WORK REQUIRED: Your response should be every line from the entries that includes the string "checked".

[RECORD EXTRACTS — start]

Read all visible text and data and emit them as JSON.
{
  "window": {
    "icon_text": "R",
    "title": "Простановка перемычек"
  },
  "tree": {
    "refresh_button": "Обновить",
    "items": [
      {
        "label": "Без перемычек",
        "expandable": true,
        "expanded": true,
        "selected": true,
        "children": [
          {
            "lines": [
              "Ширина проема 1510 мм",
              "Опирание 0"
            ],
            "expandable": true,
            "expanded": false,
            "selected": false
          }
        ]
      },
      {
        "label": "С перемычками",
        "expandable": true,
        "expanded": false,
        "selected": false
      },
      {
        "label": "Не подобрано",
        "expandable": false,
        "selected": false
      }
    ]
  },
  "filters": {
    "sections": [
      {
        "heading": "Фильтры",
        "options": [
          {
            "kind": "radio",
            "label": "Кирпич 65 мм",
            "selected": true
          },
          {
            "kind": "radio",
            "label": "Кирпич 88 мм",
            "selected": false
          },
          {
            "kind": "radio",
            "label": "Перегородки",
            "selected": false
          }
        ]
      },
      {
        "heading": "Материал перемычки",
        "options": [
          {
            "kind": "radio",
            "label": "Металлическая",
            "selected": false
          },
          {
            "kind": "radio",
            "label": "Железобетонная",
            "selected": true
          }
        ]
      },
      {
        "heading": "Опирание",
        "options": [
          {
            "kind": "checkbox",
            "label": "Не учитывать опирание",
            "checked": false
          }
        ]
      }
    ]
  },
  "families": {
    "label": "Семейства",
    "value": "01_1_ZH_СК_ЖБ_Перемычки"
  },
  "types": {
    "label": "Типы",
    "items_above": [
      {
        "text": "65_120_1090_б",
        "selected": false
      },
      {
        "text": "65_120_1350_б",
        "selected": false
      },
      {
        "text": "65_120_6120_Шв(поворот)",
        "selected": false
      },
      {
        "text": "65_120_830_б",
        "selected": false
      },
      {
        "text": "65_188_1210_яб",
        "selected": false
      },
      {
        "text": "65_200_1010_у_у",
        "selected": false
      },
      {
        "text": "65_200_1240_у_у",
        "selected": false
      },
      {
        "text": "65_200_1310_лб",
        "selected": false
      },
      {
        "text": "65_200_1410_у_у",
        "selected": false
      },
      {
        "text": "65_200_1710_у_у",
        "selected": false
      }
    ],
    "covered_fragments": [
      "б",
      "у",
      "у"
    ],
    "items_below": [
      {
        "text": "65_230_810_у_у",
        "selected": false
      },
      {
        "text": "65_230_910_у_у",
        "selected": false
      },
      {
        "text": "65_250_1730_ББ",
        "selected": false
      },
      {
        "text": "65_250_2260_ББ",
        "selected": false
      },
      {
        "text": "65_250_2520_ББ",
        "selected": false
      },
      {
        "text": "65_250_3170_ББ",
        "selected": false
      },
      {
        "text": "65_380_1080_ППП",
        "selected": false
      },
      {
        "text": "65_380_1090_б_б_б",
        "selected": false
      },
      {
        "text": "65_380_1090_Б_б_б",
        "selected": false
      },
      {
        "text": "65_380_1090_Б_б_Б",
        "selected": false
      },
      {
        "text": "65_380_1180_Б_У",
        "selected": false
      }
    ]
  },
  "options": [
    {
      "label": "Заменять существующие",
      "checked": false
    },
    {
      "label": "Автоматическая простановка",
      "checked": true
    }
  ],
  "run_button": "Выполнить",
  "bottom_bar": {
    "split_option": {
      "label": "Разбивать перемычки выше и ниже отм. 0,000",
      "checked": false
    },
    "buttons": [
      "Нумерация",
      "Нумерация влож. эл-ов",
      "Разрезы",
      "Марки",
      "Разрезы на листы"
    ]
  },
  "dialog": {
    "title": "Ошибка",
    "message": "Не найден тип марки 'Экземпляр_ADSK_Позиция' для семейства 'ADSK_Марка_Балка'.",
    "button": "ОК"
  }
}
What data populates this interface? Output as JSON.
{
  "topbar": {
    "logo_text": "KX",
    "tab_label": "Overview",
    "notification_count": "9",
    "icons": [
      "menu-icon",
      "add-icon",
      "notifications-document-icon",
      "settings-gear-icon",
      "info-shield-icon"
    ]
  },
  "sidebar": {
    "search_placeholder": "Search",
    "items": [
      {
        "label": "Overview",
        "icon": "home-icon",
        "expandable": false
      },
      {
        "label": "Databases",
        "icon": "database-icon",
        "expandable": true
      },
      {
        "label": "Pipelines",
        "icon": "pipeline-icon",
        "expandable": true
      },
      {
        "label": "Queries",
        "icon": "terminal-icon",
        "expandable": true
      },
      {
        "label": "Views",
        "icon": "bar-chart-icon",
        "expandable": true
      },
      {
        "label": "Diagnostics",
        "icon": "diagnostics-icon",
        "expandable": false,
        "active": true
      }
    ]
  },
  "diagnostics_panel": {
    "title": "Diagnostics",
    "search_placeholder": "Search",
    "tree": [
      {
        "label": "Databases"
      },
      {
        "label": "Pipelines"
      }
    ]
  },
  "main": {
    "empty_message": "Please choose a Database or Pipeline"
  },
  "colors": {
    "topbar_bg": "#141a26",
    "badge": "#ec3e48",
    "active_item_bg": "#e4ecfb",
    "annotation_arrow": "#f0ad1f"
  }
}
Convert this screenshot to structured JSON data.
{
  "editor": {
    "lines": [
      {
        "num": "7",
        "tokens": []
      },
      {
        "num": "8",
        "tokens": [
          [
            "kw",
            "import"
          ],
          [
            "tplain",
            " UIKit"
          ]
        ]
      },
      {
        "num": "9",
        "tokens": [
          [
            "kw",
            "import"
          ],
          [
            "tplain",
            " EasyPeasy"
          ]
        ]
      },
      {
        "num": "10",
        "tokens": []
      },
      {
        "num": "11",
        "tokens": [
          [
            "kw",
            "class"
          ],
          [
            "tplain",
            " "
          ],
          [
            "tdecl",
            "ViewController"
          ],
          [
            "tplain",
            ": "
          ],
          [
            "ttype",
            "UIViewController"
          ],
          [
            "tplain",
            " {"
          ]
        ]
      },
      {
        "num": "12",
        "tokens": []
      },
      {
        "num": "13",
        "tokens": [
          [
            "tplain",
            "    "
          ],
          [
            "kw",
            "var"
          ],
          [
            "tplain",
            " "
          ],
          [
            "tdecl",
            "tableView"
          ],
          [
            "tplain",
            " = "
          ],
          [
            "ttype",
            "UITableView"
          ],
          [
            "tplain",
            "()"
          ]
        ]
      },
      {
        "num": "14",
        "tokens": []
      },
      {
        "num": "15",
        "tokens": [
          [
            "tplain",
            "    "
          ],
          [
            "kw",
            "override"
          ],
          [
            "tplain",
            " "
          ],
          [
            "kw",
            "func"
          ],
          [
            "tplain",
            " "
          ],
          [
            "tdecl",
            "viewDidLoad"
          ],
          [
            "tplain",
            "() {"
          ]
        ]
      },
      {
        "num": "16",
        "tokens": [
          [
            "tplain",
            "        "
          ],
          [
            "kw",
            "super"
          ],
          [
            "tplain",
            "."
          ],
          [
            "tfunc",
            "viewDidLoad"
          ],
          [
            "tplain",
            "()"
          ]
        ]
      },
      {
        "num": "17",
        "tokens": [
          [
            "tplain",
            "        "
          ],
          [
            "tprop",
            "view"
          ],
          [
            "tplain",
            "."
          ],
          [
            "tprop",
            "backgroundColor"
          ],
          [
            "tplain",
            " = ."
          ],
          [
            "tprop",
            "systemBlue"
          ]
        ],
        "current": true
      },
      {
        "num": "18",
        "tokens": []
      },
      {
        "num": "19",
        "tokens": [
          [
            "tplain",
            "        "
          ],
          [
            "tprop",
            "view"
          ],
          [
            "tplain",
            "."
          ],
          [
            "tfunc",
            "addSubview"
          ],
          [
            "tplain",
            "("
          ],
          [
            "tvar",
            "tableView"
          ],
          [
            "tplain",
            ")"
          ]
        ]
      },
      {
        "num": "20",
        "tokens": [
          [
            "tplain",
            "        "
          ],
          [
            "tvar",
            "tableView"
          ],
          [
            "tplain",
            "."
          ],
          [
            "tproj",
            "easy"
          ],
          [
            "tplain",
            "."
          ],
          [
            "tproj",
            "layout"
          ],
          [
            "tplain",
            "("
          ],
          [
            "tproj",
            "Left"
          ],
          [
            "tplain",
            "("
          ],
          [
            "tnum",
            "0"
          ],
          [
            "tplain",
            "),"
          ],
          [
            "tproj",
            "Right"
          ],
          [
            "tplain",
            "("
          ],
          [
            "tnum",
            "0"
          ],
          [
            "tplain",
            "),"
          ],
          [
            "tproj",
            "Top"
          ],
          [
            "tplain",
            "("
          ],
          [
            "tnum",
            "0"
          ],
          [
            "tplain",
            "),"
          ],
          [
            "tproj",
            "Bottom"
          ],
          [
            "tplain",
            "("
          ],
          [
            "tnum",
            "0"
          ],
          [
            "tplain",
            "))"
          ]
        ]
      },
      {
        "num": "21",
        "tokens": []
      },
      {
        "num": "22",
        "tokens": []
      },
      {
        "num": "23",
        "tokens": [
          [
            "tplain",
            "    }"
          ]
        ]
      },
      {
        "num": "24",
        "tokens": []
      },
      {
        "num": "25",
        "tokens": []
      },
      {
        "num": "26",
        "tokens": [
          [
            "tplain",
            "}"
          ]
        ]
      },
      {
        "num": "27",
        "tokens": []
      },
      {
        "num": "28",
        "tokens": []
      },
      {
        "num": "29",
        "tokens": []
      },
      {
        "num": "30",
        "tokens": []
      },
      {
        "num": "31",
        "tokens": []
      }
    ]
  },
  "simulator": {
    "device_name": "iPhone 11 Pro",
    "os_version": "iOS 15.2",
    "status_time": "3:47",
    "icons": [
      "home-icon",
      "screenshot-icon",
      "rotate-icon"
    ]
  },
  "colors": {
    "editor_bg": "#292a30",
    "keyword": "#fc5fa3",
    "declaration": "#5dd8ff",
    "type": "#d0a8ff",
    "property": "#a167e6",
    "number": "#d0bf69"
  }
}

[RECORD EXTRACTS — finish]

ANSWER SECTION:
            "checked": false
      "checked": false
      "checked": true
      "checked": false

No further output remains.